Ukraine and Russia interested in nuclear plant ceasefire
OREANDA-NEWS Russia and Ukraine are interested in the International Atomic Energy Agency plan to create a “protection zone” around the Zaporozhye nuclear power plant, IAEA Director General Rafael Grossi said on Monday. While there has been no agreement yet, Grossi said both sides are “engaging” and have questions about the proposal.
Speaking with reporters, the IAEA chief said the proposed “nuclear safety and security protection zone” would “include” a ceasefire and “may include other things,” according to Reuters.
“Basically it's a commitment that no military action will include or will imply aiming, of course, at the plant, or a radius that could be affecting its normal operation. This is what we expect,” he said. “Diplomatic caution and professionalism requires prudence, but what I see is two sides that are engaging with us, that are asking questions, lots of questions.”
Grossi led a team of IAEA inspectors to the Zaporozhye NPP and nearby Energodar at the start of September. They observed the damage from artillery attacks on the Russian-controlled facility but declined to attribute blame.
Moscow has registered almost 30 attacks on the facility since July, including at least two attempts by Ukrainian troops to storm the power plant – even as IAEA inspectors were visiting. Kiev has accused Russia of staging the shelling to discredit Ukraine, even though its military eventually admitted to targeting the area.
Kremlin spokesman Dmitry Peskov told reporters on Monday that there was “no discussion about the withdrawal of troops” from the Zaporozhye NPP. “The discussion is about forcing the Ukrainian side to stop the barbaric shelling of the facilities on the territory of the plant, which could lead to sad and catastrophic consequences,” Peskov said during a press briefing.
The Zaporozhye NPP, Europe’s largest, consists of six reactor blocks. The last of them was shut down on Sunday, with the local military-civilian administration citing the risks of continued Ukrainian shelling. According to Grossi, that is still not enough to avoid a nuclear meltdown, as the reactors require external power supply to operate safely.

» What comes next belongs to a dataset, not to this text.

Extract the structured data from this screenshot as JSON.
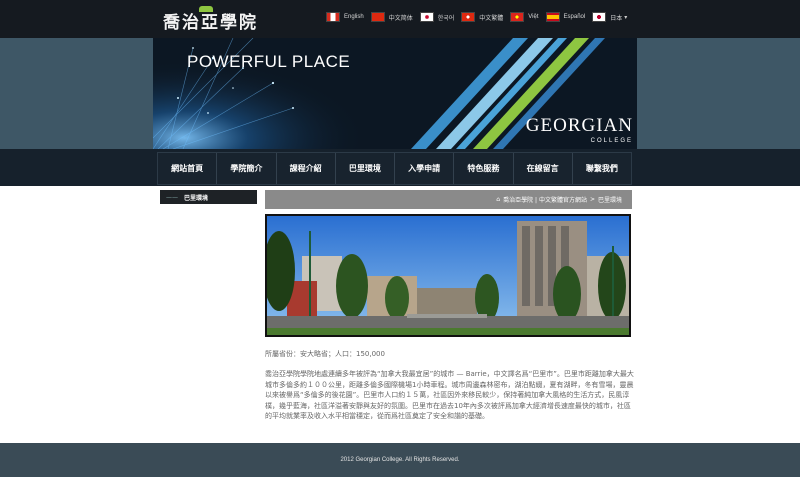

Two IAEA officials are currently stationed at the Zaporozhye plant, as part of the agency’s “continuous presence” on the site.